 “Most Leafs would have a maximum range of between 100 and 140 km in summer, so an additional 10 km would most likely equate to a 7% – 10% increase in range”
 “I suspect we will get another 10Km further on a charge” ● “Eco will save potentially 10-15% – why would it exist otherwise?”
 “If the weather stays warm then I think D may have a slight advantage as it is more efficient to keep rolling forward than to regen. If the weather was cold then I think Eco might have the edge due to less heating consumption (for Gen1 Leafs anyway)”
 “I think the effect size will be greater in hilly terrain and in higher proportion of urban driving because of the stop/start trajectory in town and greater regenerative charging as the car slows, and more even and slower acceleration away from lights.
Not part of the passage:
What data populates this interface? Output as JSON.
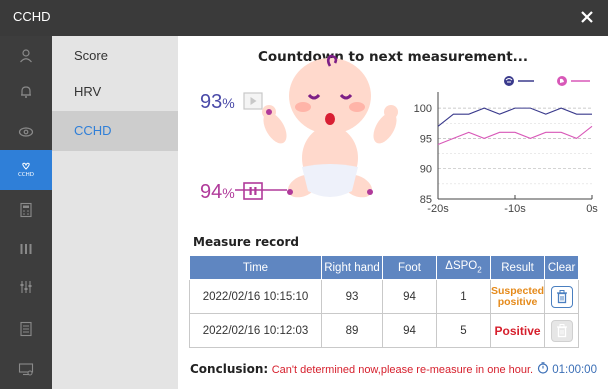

But overall the individual driving style may cause scatter – as long as the same drivers use the EV in both phases of the switch, this shouldn’t matter that much, but in general a careful and above all, a steady driver, may see comparatively little difference in efficiency between the two settings”
 Those with higher average speeds (indicating more steady-speed open road driving) may see least difference between Eco & D” ● “Speed itself may not be a clear signal because it depends on the terrain where people go faster – trundling over the Canterbury plain at speed is unlikely to incur much slowing and accelerating, so little difference in modes?”
 “I guess that a heavy load will increase the difference between modes, but we can’t test that easily”
 The REML model estimated that the probability that the travel distances were different between the months was p = 0.52.
 The REML model estimated that the probability of there being some difference in efficiency between the months was p = 0.13.
 The average efficiency of 191 Leafs in November was 6.90 km/kWh; and the average of 192 Leafs in December was 6.91 km/kWh.
 The averages and standard errors in Table 1 are the ‘Maximum Likelihood Means’ as predicted by a REML statistical model in which the car’s identity was included as a Random Effect (this removes the variation observed between vehicles to exclude terrain and driving style differences between the owners). The last column is the probability that the apparent association between the response variable (column 1) and the Eco/drive setting occurred by chance (sampling error).
 The standard error for the % urban effect was 0.0651 km/h, and there was very little chance that this effect occurred by sampling error (p=0.004).
 Month p = 0.17, % urban p = 0.87.
 H Moller, unpublished.
 The equivalent gain for a 30 kWh Leaf with 100% and 70% State of Health is 5.6 and 3.9 km respectively.
 Calculated from Flip the Fleet’s communal database in November 2017.